Heat or Ice?
Injuries are common, but the key is how you treat them. Here’s how to know when to choose ice vs. heat when the pain strikes.
have you ever gotten in your car, reached for your seat belt and tweaked your neck? I have — and it’s basically the lamest way ever to injure yourself. To make matters worse, I tried to ignore my injury out of sheer embarrassment. The pain and inability to turn my head in either direction likely would have been diminished had I just put some ice on it. Or should that be heat? I can never remember, so I chose neither and suffered for nearly a week, using a fictitious story about lifting too hard at the gym as my cover.
Whether you’ve pulled a muscle going about your normal every day activities, tripped over a barbell and sprained your ankle or have back pain that flares up seemingly out of nowhere, aches, pains and injuries are common. The key is how you treat them, which often begins with an understanding of when to choose ice versus heat the moment pain strikes.
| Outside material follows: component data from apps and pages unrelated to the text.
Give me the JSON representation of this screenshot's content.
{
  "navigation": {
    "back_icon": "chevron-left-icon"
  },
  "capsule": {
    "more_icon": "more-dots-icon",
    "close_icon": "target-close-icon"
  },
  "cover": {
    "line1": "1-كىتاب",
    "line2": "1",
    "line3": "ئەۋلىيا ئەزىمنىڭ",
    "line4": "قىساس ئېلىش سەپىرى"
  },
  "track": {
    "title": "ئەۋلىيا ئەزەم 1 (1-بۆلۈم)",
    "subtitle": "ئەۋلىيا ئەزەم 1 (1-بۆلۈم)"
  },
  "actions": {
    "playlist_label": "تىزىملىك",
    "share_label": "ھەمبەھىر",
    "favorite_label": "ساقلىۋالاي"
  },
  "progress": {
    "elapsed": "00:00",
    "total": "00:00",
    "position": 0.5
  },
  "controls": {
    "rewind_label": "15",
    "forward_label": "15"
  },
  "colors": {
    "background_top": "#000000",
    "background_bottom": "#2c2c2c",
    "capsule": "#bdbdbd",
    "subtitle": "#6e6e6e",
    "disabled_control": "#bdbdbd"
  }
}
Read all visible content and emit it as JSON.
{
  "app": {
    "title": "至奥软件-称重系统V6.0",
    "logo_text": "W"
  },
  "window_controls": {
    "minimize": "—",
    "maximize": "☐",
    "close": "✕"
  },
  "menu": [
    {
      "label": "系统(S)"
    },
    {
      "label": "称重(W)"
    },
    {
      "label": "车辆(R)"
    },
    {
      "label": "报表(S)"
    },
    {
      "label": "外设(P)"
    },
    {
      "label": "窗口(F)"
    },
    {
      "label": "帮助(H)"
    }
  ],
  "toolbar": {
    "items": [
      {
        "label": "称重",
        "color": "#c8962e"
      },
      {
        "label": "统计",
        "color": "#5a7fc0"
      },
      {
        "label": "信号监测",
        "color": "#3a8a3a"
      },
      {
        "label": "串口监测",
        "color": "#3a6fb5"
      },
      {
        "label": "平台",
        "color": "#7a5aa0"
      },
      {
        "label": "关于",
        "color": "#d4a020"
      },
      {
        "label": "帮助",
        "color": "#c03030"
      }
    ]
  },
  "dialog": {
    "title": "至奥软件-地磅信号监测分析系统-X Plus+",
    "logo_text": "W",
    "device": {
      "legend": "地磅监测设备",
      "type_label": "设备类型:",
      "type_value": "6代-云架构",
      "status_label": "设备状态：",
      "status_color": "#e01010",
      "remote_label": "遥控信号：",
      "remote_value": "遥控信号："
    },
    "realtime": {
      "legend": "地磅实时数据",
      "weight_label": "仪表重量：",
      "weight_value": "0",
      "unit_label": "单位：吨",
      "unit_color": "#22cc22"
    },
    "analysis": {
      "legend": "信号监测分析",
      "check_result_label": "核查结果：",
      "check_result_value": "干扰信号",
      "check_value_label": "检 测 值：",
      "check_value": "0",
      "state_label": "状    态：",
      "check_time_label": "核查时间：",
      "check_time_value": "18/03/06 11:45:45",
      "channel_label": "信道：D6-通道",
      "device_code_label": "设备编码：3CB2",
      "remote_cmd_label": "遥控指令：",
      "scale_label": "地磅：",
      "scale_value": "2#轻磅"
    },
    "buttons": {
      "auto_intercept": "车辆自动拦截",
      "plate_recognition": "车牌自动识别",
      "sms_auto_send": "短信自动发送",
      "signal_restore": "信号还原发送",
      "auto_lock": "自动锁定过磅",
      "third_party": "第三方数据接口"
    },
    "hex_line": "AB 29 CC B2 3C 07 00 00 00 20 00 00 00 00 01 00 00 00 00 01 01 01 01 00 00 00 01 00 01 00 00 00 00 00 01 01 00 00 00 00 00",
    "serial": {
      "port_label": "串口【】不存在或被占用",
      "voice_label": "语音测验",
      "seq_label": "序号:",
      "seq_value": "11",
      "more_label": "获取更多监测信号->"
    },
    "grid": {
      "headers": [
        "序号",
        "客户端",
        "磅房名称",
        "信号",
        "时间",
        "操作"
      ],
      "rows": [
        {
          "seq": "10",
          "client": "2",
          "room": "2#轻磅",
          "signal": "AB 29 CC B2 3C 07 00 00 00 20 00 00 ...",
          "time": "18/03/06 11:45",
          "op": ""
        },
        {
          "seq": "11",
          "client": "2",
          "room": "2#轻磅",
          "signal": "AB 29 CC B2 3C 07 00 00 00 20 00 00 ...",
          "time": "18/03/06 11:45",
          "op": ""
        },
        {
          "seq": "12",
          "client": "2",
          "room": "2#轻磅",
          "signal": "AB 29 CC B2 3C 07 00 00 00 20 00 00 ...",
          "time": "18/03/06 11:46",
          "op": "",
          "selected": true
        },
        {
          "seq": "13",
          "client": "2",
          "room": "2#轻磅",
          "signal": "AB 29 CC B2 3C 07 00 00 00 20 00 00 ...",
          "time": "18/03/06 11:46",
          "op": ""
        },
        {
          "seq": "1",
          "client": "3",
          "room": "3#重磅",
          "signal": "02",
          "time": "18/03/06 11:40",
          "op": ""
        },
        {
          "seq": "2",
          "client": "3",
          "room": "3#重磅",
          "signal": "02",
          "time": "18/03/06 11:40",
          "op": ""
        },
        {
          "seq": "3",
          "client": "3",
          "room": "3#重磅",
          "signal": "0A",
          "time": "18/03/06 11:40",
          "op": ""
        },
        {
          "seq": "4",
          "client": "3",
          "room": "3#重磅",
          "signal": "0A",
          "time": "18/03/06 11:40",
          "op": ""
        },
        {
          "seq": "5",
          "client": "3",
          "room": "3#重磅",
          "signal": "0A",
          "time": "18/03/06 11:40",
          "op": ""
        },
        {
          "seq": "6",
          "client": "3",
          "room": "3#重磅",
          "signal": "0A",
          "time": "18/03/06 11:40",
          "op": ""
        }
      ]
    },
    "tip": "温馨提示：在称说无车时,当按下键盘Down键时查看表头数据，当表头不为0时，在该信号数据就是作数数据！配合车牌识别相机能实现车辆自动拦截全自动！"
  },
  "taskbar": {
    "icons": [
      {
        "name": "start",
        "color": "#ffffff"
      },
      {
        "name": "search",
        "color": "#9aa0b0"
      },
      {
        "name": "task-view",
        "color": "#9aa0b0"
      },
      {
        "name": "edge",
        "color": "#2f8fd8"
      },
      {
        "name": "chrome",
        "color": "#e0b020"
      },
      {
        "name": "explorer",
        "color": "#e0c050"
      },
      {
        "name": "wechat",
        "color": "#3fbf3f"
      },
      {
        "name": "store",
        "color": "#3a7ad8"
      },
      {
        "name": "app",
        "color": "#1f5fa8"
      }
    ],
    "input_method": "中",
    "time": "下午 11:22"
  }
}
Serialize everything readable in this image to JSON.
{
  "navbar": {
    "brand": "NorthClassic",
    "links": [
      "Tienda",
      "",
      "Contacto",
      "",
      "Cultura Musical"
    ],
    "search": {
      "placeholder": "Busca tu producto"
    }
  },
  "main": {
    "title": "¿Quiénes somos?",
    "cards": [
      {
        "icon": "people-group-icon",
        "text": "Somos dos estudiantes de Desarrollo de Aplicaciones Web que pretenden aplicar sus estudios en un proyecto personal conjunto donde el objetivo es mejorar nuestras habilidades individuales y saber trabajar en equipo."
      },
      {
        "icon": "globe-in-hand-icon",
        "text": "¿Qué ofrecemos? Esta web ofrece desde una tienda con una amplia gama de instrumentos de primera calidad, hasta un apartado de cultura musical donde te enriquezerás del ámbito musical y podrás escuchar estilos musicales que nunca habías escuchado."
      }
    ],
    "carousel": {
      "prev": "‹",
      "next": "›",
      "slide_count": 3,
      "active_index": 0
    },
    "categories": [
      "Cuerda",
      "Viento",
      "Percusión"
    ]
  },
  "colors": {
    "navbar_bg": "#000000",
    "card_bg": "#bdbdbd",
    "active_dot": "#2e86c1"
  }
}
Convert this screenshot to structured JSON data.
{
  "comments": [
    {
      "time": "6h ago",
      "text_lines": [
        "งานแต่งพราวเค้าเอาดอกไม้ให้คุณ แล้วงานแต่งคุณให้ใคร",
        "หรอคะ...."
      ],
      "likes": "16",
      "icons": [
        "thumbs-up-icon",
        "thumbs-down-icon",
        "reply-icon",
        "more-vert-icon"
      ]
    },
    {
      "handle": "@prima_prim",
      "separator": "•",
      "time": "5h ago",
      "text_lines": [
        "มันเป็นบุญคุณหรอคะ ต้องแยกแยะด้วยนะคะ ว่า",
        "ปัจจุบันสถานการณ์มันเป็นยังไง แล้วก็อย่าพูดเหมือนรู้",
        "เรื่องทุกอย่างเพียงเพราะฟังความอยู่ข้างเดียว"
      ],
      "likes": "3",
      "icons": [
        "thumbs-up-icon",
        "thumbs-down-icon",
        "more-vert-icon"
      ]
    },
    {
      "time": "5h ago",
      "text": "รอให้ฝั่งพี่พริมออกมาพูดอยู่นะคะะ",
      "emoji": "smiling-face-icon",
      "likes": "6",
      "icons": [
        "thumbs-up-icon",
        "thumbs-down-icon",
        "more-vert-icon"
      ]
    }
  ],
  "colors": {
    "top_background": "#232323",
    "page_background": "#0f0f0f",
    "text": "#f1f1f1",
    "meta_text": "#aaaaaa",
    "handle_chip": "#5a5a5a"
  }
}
“Ice has an anti-inflammatory effect by decreasing blood flow to an acutely injured area,” says Naresh Rao, DO, FAOASM, an osteopathic sports medicine physician who serves as the head physician for the USA men’s water polo team and was on Team USA’s sports medicine team for the 2016 Summer Olympics. “Ice is great for pain associated with inflammation and works best if the injury is superficial enough to the skin so the cold can have an effect. Conversely, heat has a muscle-relaxing effect by increasing blood flow to a chronically injured area. Heat is great for stiff muscles and muscle spasms and can be used to help increase flexibility in stiff or arthritic joints.”
In his book Step Up Your Game: The Revolutionary Program Elite Athletes Use to Increase Performance and Achieve Total Health (Sports Publishing, 2016), Rao states that his rule of thumb for the first 24 to 48 hours after an acute injury is to use ice for 20 minutes on the hour along with some elevation and compression (like an elastic bandage). The ice is thought to reduce inflammation that overly ensues and reduce pain.
“I recommend heat for more chronic muscular tension or muscle spasm,” he says. “Moist heat will actually help muscles relax. If you have a chronically tense upper back, getting in the shower and using hot water with the beating action, like a massage, can be very effective.”
As for the school of thought that advocates alternating heat and cold (i.e., contrast bath therapy), Rao says that while elite athletes follow this technique, the research is not consistent in supporting its use.
“ICE HAS AN INFLAMMATORY EFFECT BY DECREASING BLOOD FLOW TO AN ACUTELY INJURED AREA. HEAT HAS A MUSCLE RELAXING EFFECT BY INCREASING BLOOD FLOW.”